■ **Your assignment**
Write only the number of lines in the data that contain the word "address".

■ **Data under study**
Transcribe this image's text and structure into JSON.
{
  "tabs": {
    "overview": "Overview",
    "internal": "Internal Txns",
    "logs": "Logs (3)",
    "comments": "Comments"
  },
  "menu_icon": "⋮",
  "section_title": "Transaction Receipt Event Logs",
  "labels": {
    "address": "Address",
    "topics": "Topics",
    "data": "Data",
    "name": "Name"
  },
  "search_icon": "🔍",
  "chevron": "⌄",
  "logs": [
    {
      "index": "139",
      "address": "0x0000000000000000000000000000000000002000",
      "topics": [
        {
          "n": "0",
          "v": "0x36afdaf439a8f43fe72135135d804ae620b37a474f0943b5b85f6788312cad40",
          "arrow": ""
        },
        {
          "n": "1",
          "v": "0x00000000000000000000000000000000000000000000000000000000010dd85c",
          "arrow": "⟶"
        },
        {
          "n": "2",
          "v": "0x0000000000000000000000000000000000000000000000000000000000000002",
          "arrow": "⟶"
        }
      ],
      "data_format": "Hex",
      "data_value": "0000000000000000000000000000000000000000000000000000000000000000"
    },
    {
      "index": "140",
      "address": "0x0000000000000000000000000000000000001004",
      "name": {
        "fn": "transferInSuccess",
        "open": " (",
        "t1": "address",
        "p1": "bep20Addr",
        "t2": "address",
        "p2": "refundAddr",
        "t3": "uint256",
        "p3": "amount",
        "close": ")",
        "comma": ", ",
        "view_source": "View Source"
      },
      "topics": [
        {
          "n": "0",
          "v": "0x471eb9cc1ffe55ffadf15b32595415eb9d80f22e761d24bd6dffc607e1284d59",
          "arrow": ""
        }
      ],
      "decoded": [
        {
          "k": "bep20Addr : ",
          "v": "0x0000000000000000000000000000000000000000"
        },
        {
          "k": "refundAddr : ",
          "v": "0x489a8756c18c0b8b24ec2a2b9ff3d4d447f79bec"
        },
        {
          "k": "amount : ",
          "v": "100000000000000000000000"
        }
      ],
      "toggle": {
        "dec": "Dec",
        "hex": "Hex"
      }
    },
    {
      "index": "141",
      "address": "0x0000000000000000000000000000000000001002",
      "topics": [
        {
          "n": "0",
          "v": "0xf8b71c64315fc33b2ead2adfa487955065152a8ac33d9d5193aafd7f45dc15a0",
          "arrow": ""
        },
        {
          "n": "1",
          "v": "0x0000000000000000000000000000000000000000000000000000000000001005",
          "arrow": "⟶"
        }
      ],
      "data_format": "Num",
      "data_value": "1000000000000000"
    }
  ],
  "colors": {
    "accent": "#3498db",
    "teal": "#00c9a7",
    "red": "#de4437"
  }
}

■ **Written answer**
6